What you have to do:
Please copy out the records that follow, word for word.

(Items listed in a dataset)
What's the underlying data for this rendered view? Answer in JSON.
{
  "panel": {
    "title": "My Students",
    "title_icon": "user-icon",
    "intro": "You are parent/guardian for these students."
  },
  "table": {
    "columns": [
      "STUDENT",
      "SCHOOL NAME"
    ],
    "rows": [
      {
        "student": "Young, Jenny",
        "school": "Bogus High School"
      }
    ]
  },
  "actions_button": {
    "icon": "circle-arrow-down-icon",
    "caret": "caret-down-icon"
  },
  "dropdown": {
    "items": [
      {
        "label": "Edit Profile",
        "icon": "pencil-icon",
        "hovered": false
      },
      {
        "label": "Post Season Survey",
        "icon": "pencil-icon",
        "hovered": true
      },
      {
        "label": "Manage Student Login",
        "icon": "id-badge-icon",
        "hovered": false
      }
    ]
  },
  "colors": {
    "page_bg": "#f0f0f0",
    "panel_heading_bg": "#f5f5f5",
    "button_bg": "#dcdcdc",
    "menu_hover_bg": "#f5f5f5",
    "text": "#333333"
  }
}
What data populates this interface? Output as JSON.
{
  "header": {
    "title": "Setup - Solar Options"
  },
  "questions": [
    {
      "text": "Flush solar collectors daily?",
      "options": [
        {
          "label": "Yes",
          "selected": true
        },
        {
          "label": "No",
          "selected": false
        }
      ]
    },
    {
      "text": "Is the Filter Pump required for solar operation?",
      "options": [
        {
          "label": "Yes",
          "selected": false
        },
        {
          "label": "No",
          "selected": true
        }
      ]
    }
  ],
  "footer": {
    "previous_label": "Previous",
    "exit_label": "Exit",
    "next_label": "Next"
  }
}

Problem solution:
What's the underlying data for this rendered view? Answer in JSON.
{
  "panel": {
    "title": "My Students",
    "title_icon": "user-icon",
    "intro": "You are parent/guardian for these students."
  },
  "table": {
    "columns": [
      "STUDENT",
      "SCHOOL NAME"
    ],
    "rows": [
      {
        "student": "Young, Jenny",
        "school": "Bogus High School"
      }
    ]
  },
  "actions_button": {
    "icon": "circle-arrow-down-icon",
    "caret": "caret-down-icon"
  },
  "dropdown": {
    "items": [
      {
        "label": "Edit Profile",
        "icon": "pencil-icon",
        "hovered": false
      },
      {
        "label": "Post Season Survey",
        "icon": "pencil-icon",
        "hovered": true
      },
      {
        "label": "Manage Student Login",
        "icon": "id-badge-icon",
        "hovered": false
      }
    ]
  },
  "colors": {
    "page_bg": "#f0f0f0",
    "panel_heading_bg": "#f5f5f5",
    "button_bg": "#dcdcdc",
    "menu_hover_bg": "#f5f5f5",
    "text": "#333333"
  }
}
What data populates this interface? Output as JSON.
{
  "header": {
    "title": "Setup - Solar Options"
  },
  "questions": [
    {
      "text": "Flush solar collectors daily?",
      "options": [
        {
          "label": "Yes",
          "selected": true
        },
        {
          "label": "No",
          "selected": false
        }
      ]
    },
    {
      "text": "Is the Filter Pump required for solar operation?",
      "options": [
        {
          "label": "Yes",
          "selected": false
        },
        {
          "label": "No",
          "selected": true
        }
      ]
    }
  ],
  "footer": {
    "previous_label": "Previous",
    "exit_label": "Exit",
    "next_label": "Next"
  }
}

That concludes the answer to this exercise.